Topic: New to the Boards
My father-in-law was diagnosed with a Klatskin tumor the end of December 2011. He spent several days in the hospital with Pancreatitis (a complication of the ERCP), then developed Cholangitis because of the stent placed during the ERCP. His liver resection was January 11, 2012. It was a success! The surgeon removed his gallbladder, the common bile duct, and the right lobe of his liver. He found clear margins on both sides where the tumor was located.
His recovery was slow. He went home with a JP drain, his appetite was poor, and he lost 24 pounds. Just as we made headway in one area, something else would crop up. His surgeon finally recommended he eat 3,000 calories a day because his blood work showed malnutrition. It was very hard for him to eat much for months. 8 weeks after surgery, his incision reopened. It took another 2 months for that to close completely. In that time, he has slowly gained back about half of the weight that he'd lost.
We are just now starting appointments with the oncologist. The surgeon told us they wouldn't be able to do anything for him in the shape he was in right after surgery, so we just focused on his recovery.
We just received the results of his first post-surgery PET scan.
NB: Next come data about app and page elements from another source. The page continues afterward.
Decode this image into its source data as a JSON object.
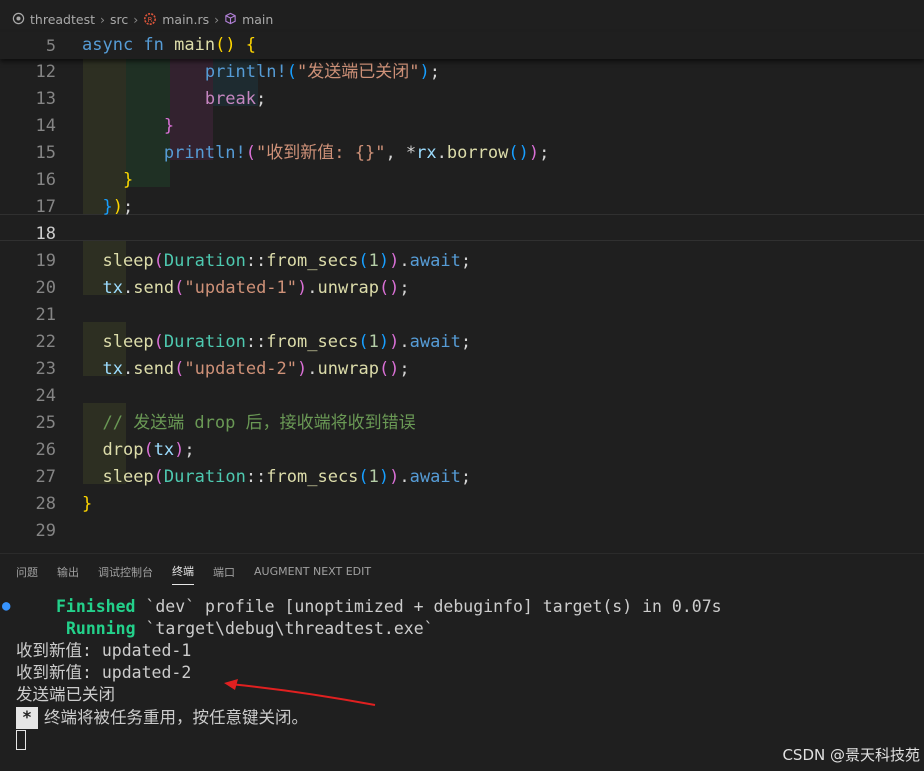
{
  "breadcrumb": {
    "project": "threadtest",
    "folder": "src",
    "file": "main.rs",
    "symbol": "main",
    "project_icon": "target-icon",
    "file_icon": "rust-icon",
    "symbol_icon": "cube-icon"
  },
  "editor": {
    "sticky": {
      "num": "5",
      "parts": [
        [
          "kw",
          "async "
        ],
        [
          "kw",
          "fn "
        ],
        [
          "fn",
          "main"
        ],
        [
          "b1",
          "() {"
        ]
      ]
    },
    "lines": [
      {
        "num": "12",
        "indent": 0,
        "parts": [
          [
            "",
            "            "
          ],
          [
            "mac",
            "println!"
          ],
          [
            "b3",
            "("
          ],
          [
            "str",
            "\"发送端已关闭\""
          ],
          [
            "b3",
            ")"
          ],
          [
            "op",
            ";"
          ]
        ]
      },
      {
        "num": "13",
        "parts": [
          [
            "",
            "            "
          ],
          [
            "ctl",
            "break"
          ],
          [
            "op",
            ";"
          ]
        ]
      },
      {
        "num": "14",
        "parts": [
          [
            "",
            "        "
          ],
          [
            "b2",
            "}"
          ]
        ]
      },
      {
        "num": "15",
        "parts": [
          [
            "",
            "        "
          ],
          [
            "mac",
            "println!"
          ],
          [
            "b2",
            "("
          ],
          [
            "str",
            "\"收到新值: {}\""
          ],
          [
            "op",
            ", *"
          ],
          [
            "var",
            "rx"
          ],
          [
            "op",
            "."
          ],
          [
            "fn",
            "borrow"
          ],
          [
            "b3",
            "()"
          ],
          [
            "b2",
            ")"
          ],
          [
            "op",
            ";"
          ]
        ]
      },
      {
        "num": "16",
        "parts": [
          [
            "",
            "    "
          ],
          [
            "b1",
            "}"
          ]
        ]
      },
      {
        "num": "17",
        "parts": [
          [
            "",
            "  "
          ],
          [
            "b3",
            "}"
          ],
          [
            "b1",
            ")"
          ],
          [
            "op",
            ";"
          ]
        ]
      },
      {
        "num": "18",
        "parts": [
          [
            "",
            ""
          ]
        ]
      },
      {
        "num": "19",
        "parts": [
          [
            "",
            "  "
          ],
          [
            "fn",
            "sleep"
          ],
          [
            "b2",
            "("
          ],
          [
            "ty",
            "Duration"
          ],
          [
            "op",
            "::"
          ],
          [
            "fn",
            "from_secs"
          ],
          [
            "b3",
            "("
          ],
          [
            "num",
            "1"
          ],
          [
            "b3",
            ")"
          ],
          [
            "b2",
            ")"
          ],
          [
            "op",
            "."
          ],
          [
            "kw",
            "await"
          ],
          [
            "op",
            ";"
          ]
        ]
      },
      {
        "num": "20",
        "parts": [
          [
            "",
            "  "
          ],
          [
            "var",
            "tx"
          ],
          [
            "op",
            "."
          ],
          [
            "fn",
            "send"
          ],
          [
            "b2",
            "("
          ],
          [
            "str",
            "\"updated-1\""
          ],
          [
            "b2",
            ")"
          ],
          [
            "op",
            "."
          ],
          [
            "fn",
            "unwrap"
          ],
          [
            "b2",
            "()"
          ],
          [
            "op",
            ";"
          ]
        ]
      },
      {
        "num": "21",
        "parts": [
          [
            "",
            ""
          ]
        ]
      },
      {
        "num": "22",
        "parts": [
          [
            "",
            "  "
          ],
          [
            "fn",
            "sleep"
          ],
          [
            "b2",
            "("
          ],
          [
            "ty",
            "Duration"
          ],
          [
            "op",
            "::"
          ],
          [
            "fn",
            "from_secs"
          ],
          [
            "b3",
            "("
          ],
          [
            "num",
            "1"
          ],
          [
            "b3",
            ")"
          ],
          [
            "b2",
            ")"
          ],
          [
            "op",
            "."
          ],
          [
            "kw",
            "await"
          ],
          [
            "op",
            ";"
          ]
        ]
      },
      {
        "num": "23",
        "parts": [
          [
            "",
            "  "
          ],
          [
            "var",
            "tx"
          ],
          [
            "op",
            "."
          ],
          [
            "fn",
            "send"
          ],
          [
            "b2",
            "("
          ],
          [
            "str",
            "\"updated-2\""
          ],
          [
            "b2",
            ")"
          ],
          [
            "op",
            "."
          ],
          [
            "fn",
            "unwrap"
          ],
          [
            "b2",
            "()"
          ],
          [
            "op",
            ";"
          ]
        ]
      },
      {
        "num": "24",
        "parts": [
          [
            "",
            ""
          ]
        ]
      },
      {
        "num": "25",
        "parts": [
          [
            "",
            "  "
          ],
          [
            "cm",
            "// 发送端 drop 后，接收端将收到错误"
          ]
        ]
      },
      {
        "num": "26",
        "parts": [
          [
            "",
            "  "
          ],
          [
            "fn",
            "drop"
          ],
          [
            "b2",
            "("
          ],
          [
            "var",
            "tx"
          ],
          [
            "b2",
            ")"
          ],
          [
            "op",
            ";"
          ]
        ]
      },
      {
        "num": "27",
        "parts": [
          [
            "",
            "  "
          ],
          [
            "fn",
            "sleep"
          ],
          [
            "b2",
            "("
          ],
          [
            "ty",
            "Duration"
          ],
          [
            "op",
            "::"
          ],
          [
            "fn",
            "from_secs"
          ],
          [
            "b3",
            "("
          ],
          [
            "num",
            "1"
          ],
          [
            "b3",
            ")"
          ],
          [
            "b2",
            ")"
          ],
          [
            "op",
            "."
          ],
          [
            "kw",
            "await"
          ],
          [
            "op",
            ";"
          ]
        ]
      },
      {
        "num": "28",
        "parts": [
          [
            "b1",
            "}"
          ]
        ]
      },
      {
        "num": "29",
        "parts": [
          [
            "",
            ""
          ]
        ]
      }
    ],
    "current_line": "18"
  },
  "panel": {
    "tabs": [
      "问题",
      "输出",
      "调试控制台",
      "终端",
      "端口",
      "AUGMENT NEXT EDIT"
    ],
    "active_tab": "终端"
  },
  "terminal": {
    "finished_label": "Finished",
    "finished_text": " `dev` profile [unoptimized + debuginfo] target(s) in 0.07s",
    "running_label": "Running",
    "running_text": " `target\\debug\\threadtest.exe`",
    "output": [
      "收到新值: updated-1",
      "收到新值: updated-2",
      "发送端已关闭"
    ],
    "reuse_marker": "*",
    "reuse_message": "终端将被任务重用，按任意键关闭。"
  },
  "colors": {
    "annotation_arrow": "#e02020",
    "success": "#23d18b"
  },
  "watermark": "CSDN @景天科技苑"
}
Now he has an inoperable tumor on the top of his liver (between the liver and the diaphram), and a strand on the right side of his liver that the oncologist cannot identify. The tumor on the top of his liver is almost certainly cancer, because of the density. We are scheduled for a needle biopsy on Monday.
My husband and I are in shock. We're trying to get our heads around this new information. We just had so much hope that it was out of his system and gone.
I mainly wanted to say "Hello" and offer to help with advice for caregivers who are looking for tips on helping a loved one recover from a liver resection. I found the discussion boards helpful when I was learning about cholangiocarcinoma, and came back every time we had a new hurdle during his recovery. I just imagine I'll be relying more heavily on them, and you all, with this new development.